Peter Ginna said...

Fred--I have already concurred that BEA and the thinking around it needs to change, and I agree that the "explosion" is a fact all publishers need to reorient themselves too. But I don't necessarily see BEA as a faceoff between evil/stupid/retro big guys and virtuous/innovative little guys. (Daniel Pritchard's post linked below takes that view more vehemently than you do.) The big houses are groping toward change too, and part of the challenge is that nobody knows exactly what works yet. And it's much more difficult to turn around a battleship than a speedboat.
Bestselling or "brand" authors are still a really important part of our business--just as in any entertainment medium, there will always be hits and popular favorites, and I don't think it behooves us to look down our noses at them. If a book fair is open to the public, and Sarah Palin, Stephen King, or, I don't know, Martha Stewart helps to draw readers in, is that a bad thing? The LA Times Book Festival, rightly cited by Richard Nash as a great example of a public book fair, this year featured Gore Vidal, Clive Barker and Diahann Carroll as marquee names along with a wonderful variety of other less "brand name" authors.
My attitude would be, by all means have Sarah Palin, or Al Franken, at Reader Day--along with my historians, your literary novelists, and someone else's quilting-book authors.

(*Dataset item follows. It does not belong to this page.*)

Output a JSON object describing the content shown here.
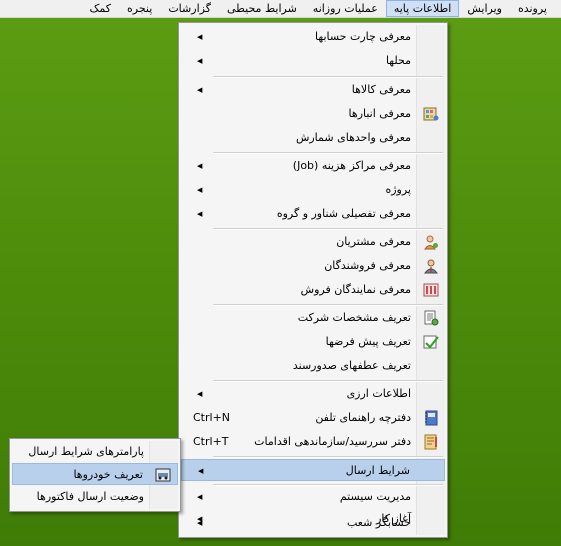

Richard Nash said...

I do think, to emphasize a point I think you're making, Peter, that BEA could be a great laboratory to begin to execute. Techniques and logistics that work there will find their way into other activities...

Peter Ginna said...

Interesting idea. My general notion is, frankly, that publishers have to flail around in all directions because only by trying new approaches will we find out which ones work. Making direct connections with readers is a key task for us and BEA seems like a venue where we might bring readers & publishers together.

Torie underlines said...
This comment has been removed by the author.
Torie underlines said...
This comment has been removed by the author.
Torie underlines said...

Thanks for this post and these fantastic comments! I think the Brooklyn Book festival is a wildly successful example of a book fair that invites & excites the public as well as booksellers. And even in that most literary of NYC boroughs I don't get the sense that there's an indie vs. corporate attitude. The turmoil is industry wide. It's just that big houses like S&S, RH, Penguin etc. can afford to bleed money while they panic whereas smaller houses are forced to innovate if they want to survive. As you said, Peter, "it's much more difficult to turn around a battleship than a speedboat." Re-Invention is a frightening prospect especially to those giants who've been operating under the same model for ages. That's why I think Richard made a great point about using editorial assistants staffing BEA. Young-to -publishing types, who entered publishing in its most pessimistic culture, have the most to gain from new business models that address industry change. And we're probably the most eager.